County Should Cock an Ear to the South : El Toro Base’s Neighbors Deserve More Than Lip Service in Planning for Its Future

Orange County government leaders are trying to retain a leadership role in the planning for the future of the El Toro Marine Corps Air Station. But the recent bid by local communities to wrest planning for the air base once it closes is a telling reminder of how much things have changed.

Last week, Supervisor Thomas F. Riley, who has presided over much of the planning for South County, said he would try to find a way to bring maverick cities meaningfully back into the fold of county planning. But the cities that have broken off are threatening to mount a credible claim on being the lead planning agency themselves for the future of the base. And there are signs that some North County cities, which do not have such an abutters’ stake in the planning process, actually may be willing to join forces with the southern cities.

The effect would be to skirt the county entirely as the lead planning entity, although it inevitably would retain jurisdiction on many critical aspects of site planning. On the face of it, the southern cities are saying that they still would prefer to have the county involved if it would really let them have a significant say. However, the subtext of their position is that, based on past experience, the cities don’t really believe that the county will give them a significant enough place at the table.

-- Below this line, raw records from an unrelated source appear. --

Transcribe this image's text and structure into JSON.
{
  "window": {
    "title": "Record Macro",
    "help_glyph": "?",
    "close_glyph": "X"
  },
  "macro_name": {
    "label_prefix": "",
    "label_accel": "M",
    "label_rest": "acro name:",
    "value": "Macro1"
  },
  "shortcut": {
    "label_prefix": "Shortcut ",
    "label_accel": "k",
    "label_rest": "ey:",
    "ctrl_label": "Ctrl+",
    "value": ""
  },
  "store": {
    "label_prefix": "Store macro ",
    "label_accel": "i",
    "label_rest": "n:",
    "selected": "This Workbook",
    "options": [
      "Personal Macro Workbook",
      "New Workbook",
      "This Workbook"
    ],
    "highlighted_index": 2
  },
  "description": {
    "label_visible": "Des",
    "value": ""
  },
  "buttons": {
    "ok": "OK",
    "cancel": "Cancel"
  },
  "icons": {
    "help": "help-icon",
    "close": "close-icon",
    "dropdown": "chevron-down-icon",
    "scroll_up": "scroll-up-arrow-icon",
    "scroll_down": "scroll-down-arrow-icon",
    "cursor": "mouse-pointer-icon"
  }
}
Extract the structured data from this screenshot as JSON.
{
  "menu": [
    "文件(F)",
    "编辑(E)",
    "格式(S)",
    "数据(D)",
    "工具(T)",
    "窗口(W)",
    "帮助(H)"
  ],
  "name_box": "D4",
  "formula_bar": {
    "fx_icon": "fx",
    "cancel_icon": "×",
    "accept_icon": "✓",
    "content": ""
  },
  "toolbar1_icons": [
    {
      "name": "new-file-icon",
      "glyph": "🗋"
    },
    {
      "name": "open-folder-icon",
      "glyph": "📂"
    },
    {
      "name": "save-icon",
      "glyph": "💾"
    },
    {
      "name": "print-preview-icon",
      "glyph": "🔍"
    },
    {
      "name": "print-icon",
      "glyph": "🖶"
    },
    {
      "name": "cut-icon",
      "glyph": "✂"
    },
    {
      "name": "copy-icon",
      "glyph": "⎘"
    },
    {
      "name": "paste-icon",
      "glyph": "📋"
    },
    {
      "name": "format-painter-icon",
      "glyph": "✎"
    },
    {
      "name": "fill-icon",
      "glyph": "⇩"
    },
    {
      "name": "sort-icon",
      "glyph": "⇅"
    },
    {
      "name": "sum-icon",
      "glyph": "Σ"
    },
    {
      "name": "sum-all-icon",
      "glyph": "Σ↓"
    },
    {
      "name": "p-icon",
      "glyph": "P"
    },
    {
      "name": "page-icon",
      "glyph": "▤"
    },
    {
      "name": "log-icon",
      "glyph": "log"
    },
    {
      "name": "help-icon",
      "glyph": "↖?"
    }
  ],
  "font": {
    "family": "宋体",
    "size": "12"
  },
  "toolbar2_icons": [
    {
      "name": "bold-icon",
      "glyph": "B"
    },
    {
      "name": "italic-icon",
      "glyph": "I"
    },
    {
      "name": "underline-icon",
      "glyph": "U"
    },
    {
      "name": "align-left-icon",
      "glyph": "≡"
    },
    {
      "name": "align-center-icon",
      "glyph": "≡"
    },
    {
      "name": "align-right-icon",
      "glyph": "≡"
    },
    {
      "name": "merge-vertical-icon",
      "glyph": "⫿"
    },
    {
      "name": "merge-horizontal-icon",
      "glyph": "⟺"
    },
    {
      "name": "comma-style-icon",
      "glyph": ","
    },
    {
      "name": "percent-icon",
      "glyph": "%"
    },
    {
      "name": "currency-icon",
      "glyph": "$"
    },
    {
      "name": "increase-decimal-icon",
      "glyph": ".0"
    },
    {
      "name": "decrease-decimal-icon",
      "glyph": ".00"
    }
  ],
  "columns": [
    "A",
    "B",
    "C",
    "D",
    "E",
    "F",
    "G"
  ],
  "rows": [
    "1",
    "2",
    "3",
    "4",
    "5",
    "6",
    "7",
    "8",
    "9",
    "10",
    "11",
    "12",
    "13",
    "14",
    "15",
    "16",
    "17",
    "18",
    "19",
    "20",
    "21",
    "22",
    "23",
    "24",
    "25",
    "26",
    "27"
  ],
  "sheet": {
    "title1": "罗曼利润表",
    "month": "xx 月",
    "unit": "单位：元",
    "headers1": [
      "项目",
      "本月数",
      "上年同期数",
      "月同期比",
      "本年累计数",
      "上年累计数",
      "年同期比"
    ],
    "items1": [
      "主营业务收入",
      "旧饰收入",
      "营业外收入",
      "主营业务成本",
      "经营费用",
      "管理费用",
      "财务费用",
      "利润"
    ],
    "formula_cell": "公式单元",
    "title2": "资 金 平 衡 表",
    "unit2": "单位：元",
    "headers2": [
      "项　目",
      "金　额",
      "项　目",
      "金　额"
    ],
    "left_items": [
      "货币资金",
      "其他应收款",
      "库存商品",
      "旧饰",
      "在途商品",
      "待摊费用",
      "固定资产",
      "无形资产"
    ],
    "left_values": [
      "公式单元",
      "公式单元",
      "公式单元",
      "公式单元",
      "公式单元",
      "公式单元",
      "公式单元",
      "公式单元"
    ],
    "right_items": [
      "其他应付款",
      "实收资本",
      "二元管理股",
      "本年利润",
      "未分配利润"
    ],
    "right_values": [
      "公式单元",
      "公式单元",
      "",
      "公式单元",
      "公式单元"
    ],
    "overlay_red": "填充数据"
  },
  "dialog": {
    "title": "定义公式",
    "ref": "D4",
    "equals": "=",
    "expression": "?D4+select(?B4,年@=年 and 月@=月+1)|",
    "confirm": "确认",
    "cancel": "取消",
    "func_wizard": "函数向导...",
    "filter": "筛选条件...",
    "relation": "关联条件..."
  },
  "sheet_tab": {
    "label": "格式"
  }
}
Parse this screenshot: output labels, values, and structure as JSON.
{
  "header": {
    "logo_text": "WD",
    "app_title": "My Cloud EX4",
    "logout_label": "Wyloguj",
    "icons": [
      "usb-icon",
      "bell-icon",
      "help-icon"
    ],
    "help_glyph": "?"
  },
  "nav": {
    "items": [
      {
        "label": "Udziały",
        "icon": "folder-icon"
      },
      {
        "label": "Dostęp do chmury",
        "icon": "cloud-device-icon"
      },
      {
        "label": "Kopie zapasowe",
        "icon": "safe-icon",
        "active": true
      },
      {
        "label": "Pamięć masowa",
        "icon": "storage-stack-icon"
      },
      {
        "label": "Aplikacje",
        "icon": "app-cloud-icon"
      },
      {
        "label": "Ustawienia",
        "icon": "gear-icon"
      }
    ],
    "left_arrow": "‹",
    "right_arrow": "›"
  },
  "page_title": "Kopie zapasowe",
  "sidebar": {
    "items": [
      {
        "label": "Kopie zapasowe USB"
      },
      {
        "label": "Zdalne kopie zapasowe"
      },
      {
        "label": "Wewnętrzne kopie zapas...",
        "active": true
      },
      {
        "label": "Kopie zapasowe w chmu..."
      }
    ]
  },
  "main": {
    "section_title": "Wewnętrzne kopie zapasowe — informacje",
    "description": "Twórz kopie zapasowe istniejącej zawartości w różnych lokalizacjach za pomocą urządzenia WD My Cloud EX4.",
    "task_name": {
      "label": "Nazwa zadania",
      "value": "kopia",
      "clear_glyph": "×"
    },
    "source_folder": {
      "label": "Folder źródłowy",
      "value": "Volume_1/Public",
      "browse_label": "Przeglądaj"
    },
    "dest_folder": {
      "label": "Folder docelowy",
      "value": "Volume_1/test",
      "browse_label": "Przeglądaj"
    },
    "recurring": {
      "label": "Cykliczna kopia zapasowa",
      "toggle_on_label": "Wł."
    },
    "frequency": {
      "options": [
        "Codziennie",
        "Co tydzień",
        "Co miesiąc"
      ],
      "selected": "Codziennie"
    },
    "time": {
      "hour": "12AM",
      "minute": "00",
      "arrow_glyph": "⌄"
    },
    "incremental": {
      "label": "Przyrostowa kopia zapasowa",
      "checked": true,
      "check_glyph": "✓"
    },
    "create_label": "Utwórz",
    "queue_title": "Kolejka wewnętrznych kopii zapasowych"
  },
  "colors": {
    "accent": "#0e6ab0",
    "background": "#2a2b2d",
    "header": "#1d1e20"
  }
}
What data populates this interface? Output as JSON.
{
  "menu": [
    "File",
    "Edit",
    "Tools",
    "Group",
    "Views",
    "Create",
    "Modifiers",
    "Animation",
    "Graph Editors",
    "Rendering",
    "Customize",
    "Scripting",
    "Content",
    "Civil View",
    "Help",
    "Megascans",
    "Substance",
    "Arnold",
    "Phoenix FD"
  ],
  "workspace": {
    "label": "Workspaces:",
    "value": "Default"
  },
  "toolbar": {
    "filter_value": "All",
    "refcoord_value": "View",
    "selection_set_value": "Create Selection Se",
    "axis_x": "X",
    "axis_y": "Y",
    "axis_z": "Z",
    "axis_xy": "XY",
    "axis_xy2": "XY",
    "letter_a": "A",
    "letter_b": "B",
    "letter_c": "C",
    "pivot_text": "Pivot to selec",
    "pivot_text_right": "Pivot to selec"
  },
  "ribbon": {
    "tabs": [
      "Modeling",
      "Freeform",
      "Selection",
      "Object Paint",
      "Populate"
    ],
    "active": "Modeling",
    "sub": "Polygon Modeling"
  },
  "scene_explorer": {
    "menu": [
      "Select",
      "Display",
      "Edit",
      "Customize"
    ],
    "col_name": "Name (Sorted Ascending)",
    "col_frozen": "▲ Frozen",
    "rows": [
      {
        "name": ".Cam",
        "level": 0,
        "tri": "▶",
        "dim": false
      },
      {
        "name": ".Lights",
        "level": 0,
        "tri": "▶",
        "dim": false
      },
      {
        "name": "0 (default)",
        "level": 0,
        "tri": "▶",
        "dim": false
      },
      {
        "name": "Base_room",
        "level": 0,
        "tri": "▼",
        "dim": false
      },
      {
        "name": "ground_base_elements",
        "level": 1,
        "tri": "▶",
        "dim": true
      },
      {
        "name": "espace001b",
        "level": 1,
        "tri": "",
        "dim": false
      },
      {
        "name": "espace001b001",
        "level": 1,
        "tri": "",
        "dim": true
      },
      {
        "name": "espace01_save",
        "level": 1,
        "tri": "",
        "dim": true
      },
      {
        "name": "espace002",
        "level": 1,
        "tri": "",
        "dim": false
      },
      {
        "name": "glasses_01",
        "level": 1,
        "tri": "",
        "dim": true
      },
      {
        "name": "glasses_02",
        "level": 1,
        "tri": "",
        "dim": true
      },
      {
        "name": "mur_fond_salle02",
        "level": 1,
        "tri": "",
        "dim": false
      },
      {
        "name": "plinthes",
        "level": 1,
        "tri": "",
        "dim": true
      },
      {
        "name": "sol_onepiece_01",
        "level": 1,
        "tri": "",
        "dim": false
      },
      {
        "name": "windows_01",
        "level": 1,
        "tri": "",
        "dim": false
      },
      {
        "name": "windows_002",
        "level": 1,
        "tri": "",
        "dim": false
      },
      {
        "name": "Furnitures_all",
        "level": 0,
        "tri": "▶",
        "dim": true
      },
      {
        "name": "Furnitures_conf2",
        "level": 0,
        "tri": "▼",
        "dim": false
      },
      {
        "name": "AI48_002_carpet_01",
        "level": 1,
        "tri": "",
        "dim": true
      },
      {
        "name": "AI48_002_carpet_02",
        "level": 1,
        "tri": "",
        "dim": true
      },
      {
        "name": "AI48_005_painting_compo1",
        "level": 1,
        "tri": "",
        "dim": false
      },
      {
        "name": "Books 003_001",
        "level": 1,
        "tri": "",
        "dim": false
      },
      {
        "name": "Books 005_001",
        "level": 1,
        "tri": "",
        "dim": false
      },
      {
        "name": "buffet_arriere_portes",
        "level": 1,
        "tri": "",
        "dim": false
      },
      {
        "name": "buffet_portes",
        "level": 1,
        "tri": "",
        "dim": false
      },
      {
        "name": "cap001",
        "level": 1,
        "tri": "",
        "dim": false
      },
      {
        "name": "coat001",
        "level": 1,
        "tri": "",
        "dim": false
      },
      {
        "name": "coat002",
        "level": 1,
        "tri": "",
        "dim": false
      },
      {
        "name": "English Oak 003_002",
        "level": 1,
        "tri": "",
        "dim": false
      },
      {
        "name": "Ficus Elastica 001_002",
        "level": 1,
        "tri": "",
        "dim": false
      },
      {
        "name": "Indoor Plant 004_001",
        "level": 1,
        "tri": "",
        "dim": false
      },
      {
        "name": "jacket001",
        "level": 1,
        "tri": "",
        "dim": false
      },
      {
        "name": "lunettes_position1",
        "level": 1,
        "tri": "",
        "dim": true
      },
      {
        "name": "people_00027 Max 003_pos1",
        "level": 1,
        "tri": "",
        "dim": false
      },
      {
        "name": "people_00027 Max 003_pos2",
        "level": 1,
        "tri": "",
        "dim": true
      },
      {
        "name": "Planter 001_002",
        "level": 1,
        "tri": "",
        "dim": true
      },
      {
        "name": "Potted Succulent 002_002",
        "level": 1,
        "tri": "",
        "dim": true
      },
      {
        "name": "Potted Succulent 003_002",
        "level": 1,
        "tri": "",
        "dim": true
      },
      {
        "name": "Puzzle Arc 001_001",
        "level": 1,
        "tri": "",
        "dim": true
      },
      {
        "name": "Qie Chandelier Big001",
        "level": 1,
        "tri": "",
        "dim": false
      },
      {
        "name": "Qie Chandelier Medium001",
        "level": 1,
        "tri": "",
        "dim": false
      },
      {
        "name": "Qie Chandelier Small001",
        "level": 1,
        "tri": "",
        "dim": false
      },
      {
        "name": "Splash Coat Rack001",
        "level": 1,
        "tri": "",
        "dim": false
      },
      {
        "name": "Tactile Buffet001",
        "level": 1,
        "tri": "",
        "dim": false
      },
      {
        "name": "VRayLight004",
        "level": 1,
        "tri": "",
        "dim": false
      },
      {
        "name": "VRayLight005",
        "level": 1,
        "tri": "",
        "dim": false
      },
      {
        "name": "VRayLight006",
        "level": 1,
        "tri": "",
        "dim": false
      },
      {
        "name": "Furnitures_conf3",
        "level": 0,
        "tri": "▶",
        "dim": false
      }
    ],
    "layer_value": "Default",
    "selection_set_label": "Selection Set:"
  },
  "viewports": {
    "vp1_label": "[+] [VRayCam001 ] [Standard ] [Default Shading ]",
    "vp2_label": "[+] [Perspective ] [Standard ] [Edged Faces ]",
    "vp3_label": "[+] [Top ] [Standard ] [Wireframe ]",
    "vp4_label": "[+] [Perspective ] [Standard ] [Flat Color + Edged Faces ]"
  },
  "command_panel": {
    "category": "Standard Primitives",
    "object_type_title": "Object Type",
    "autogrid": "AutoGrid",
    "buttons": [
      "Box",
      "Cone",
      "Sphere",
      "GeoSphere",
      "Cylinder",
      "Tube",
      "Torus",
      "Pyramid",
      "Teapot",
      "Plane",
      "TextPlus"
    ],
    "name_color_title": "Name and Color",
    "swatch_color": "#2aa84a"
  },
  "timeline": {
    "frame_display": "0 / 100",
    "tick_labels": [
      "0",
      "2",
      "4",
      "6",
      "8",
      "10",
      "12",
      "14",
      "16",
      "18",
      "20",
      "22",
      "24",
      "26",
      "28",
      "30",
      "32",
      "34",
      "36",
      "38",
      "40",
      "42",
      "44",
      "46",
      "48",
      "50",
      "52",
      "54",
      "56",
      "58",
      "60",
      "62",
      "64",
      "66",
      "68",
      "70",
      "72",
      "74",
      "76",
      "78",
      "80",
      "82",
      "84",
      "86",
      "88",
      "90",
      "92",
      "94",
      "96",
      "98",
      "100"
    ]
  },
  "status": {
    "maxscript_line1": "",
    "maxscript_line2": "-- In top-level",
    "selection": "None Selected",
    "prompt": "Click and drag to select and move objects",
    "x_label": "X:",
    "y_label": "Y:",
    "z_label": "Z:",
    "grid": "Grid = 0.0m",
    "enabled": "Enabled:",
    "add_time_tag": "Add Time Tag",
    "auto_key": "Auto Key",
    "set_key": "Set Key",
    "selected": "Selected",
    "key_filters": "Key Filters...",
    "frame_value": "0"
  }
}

History offers lessons. Many of these rebellious cities formed in response to a feeling that they were not permitted sufficient “local control” under county government. Having watched what the county’s idea of planning is over recent decades, they are not willing to allow Santa Ana to make crucial, irreversible decisions over their future at El Toro.


If this concern of the cities is taken to its logical extreme, it could have profound long-term implications for decision-making in Orange County. If the cities mount sufficient lobbying efforts among themselves to make important regional planning decisions, they could, in effect, alter part of the mission of county government, rendering it little more than a distributor of services and guardian of unincorporated areas.

The big question is whether any group will gather sufficient momentum so it can present Washington with the united front needed to go forward. The most advisable outcome would be for the county and the cities to work together, as Riley suggests. But there clearly is a true power struggle underway. The county had better be willing to pay much more than lip service to the legitimate wishes and planning claims of southern cities.